The black keys to the right of a white key have a higher pitch, and the black keys to the left have a lower pitch. The names of the black keys are taken from the names of the white keys that are adjacent to them. As a result, there are two alternative names for black keys, depending on whether you are increasing or decreasing the white key pitch. Enharmonic spelling is the term used to describe this.
Why is there no black key between B and C?
If a white key is located to the right of another, the black keys to the left will sound higher and those to the right will sound lower. In this case, the names of the black keys come from white keys that are nearby. As a result, depending on whether you are raising or decreasing the white key pitch, the black keys might have two different names.
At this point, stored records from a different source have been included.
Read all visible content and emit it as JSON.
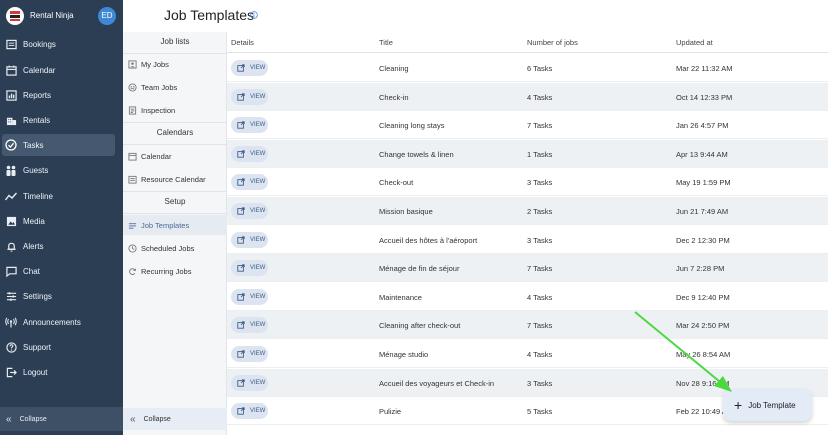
{
  "app": {
    "name": "Rental Ninja",
    "avatar_initials": "ED"
  },
  "colors": {
    "sidebar": "#2b3e54",
    "accent": "#3e88d6",
    "arrow": "#4cd940"
  },
  "sidebar": {
    "items": [
      {
        "label": "Bookings",
        "icon": "bookings-icon"
      },
      {
        "label": "Calendar",
        "icon": "calendar-icon"
      },
      {
        "label": "Reports",
        "icon": "reports-icon"
      },
      {
        "label": "Rentals",
        "icon": "rentals-icon"
      },
      {
        "label": "Tasks",
        "icon": "tasks-icon",
        "active": true
      },
      {
        "label": "Guests",
        "icon": "guests-icon"
      },
      {
        "label": "Timeline",
        "icon": "timeline-icon"
      },
      {
        "label": "Media",
        "icon": "media-icon"
      },
      {
        "label": "Alerts",
        "icon": "alerts-icon"
      },
      {
        "label": "Chat",
        "icon": "chat-icon"
      },
      {
        "label": "Settings",
        "icon": "settings-icon"
      },
      {
        "label": "Announcements",
        "icon": "announcements-icon"
      },
      {
        "label": "Support",
        "icon": "support-icon"
      },
      {
        "label": "Logout",
        "icon": "logout-icon"
      }
    ],
    "collapse_label": "Collapse"
  },
  "subnav": {
    "job_lists_heading": "Job lists",
    "job_lists": [
      {
        "label": "My Jobs",
        "icon": "person-icon"
      },
      {
        "label": "Team Jobs",
        "icon": "team-icon"
      },
      {
        "label": "Inspection",
        "icon": "inspection-icon"
      }
    ],
    "calendars_heading": "Calendars",
    "calendars": [
      {
        "label": "Calendar",
        "icon": "calendar-icon"
      },
      {
        "label": "Resource Calendar",
        "icon": "resource-calendar-icon"
      }
    ],
    "setup_heading": "Setup",
    "setup": [
      {
        "label": "Job Templates",
        "icon": "templates-icon",
        "active": true
      },
      {
        "label": "Scheduled Jobs",
        "icon": "clock-icon"
      },
      {
        "label": "Recurring Jobs",
        "icon": "recurring-icon"
      }
    ],
    "collapse_label": "Collapse"
  },
  "page": {
    "title": "Job Templates"
  },
  "table": {
    "columns": [
      "Details",
      "Title",
      "Number of jobs",
      "Updated at"
    ],
    "view_label": "VIEW",
    "rows": [
      {
        "title": "Cleaning",
        "jobs": "6 Tasks",
        "updated": "Mar 22 11:32 AM"
      },
      {
        "title": "Check-in",
        "jobs": "4 Tasks",
        "updated": "Oct 14 12:33 PM"
      },
      {
        "title": "Cleaning long stays",
        "jobs": "7 Tasks",
        "updated": "Jan 26 4:57 PM"
      },
      {
        "title": "Change towels & linen",
        "jobs": "1 Tasks",
        "updated": "Apr 13 9:44 AM"
      },
      {
        "title": "Check-out",
        "jobs": "3 Tasks",
        "updated": "May 19 1:59 PM"
      },
      {
        "title": "Mission basique",
        "jobs": "2 Tasks",
        "updated": "Jun 21 7:49 AM"
      },
      {
        "title": "Accueil des hôtes à l'aéroport",
        "jobs": "3 Tasks",
        "updated": "Dec 2 12:30 PM"
      },
      {
        "title": "Ménage de fin de séjour",
        "jobs": "7 Tasks",
        "updated": "Jun 7 2:28 PM"
      },
      {
        "title": "Maintenance",
        "jobs": "4 Tasks",
        "updated": "Dec 9 12:40 PM"
      },
      {
        "title": "Cleaning after check-out",
        "jobs": "7 Tasks",
        "updated": "Mar 24 2:50 PM"
      },
      {
        "title": "Ménage studio",
        "jobs": "4 Tasks",
        "updated": "May 26 8:54 AM"
      },
      {
        "title": "Accueil des voyageurs et Check-in",
        "jobs": "3 Tasks",
        "updated": "Nov 28 9:16 AM"
      },
      {
        "title": "Pulizie",
        "jobs": "5 Tasks",
        "updated": "Feb 22 10:49 AM"
      }
    ]
  },
  "fab": {
    "label": "Job Template"
  }
}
Enharmonic spelling is the term used for this.
Are the black keys major or minor?
The use of white or black keys has absolutely nothing to do with the use of the terms “major” or “minor.” If you look closely, all but two of the notes in a C sharp major scale are on black notes, and the same is true of a C sharp melodic minor scale; in an A melodic minor scale, all of the notes are on white notes, exactly as they are in the C major scale.
Did pianos have black keys?
On current piano keyboards, the white keys correspond to the seven “natural” notes of each octave, while the black keys correspond to the five half-tones in between. However, on pianos originating from the 18th century, during the time period in which Mozart lived, the colors of the keys were exactly reversed: the white keys were black and the black keys were white on these instruments.
What are the white keys on a piano called?
After that, depending on the size of the piano, the same sequence is repeated a number of times. The natural notes are represented by the white keys, while the sharps and flats are represented by the black keys.
Why are there gaps in the Black keys?
The black keys fill in the spaces for the remaining half-steps, which are notated as sharps or flats in a key signature or as accidentals inside the piano music to distinguish them from the rest of the notes. The C scale, for example, is performed entirely without the use of sharps or flats. This signifies that just the white keys are used to play the notes, and no other keys are used.
Why are there only 88 keys on a piano?
So, what is the purpose of having 88 keys on a piano? The number of keys on a piano is 88 because composers sought to broaden the spectrum of their music. By increasing the number of piano keys, the limitations on the types of music that could be performed on the instrument were lifted. Since the invention of the Steinway & Sons piano in the 1880s, 88 keys have remained the norm.
Why are there no black keys on the piano?
It’s exactly the same as a standard grand piano… However, all of the keys are white. Because there are no black keys installed, the 52 white keys occupy the whole keyboard surface area. Rather of having a tail to allow for the addition of black keys on top, the keys are entire oblongs that are the same width from top to bottom — a style known as “all head.”
What key is a piano tuned to?
Pianos are commonly tuned to the A440 pitch standard, which was established in the early 1900s in reaction to widely differing pitch standards at the time of its adoption. Previously, pitch standards had steadily improved, rising from around A415 in the late 1700s and early 1800s to A435 in the late 1800s and early 1900s.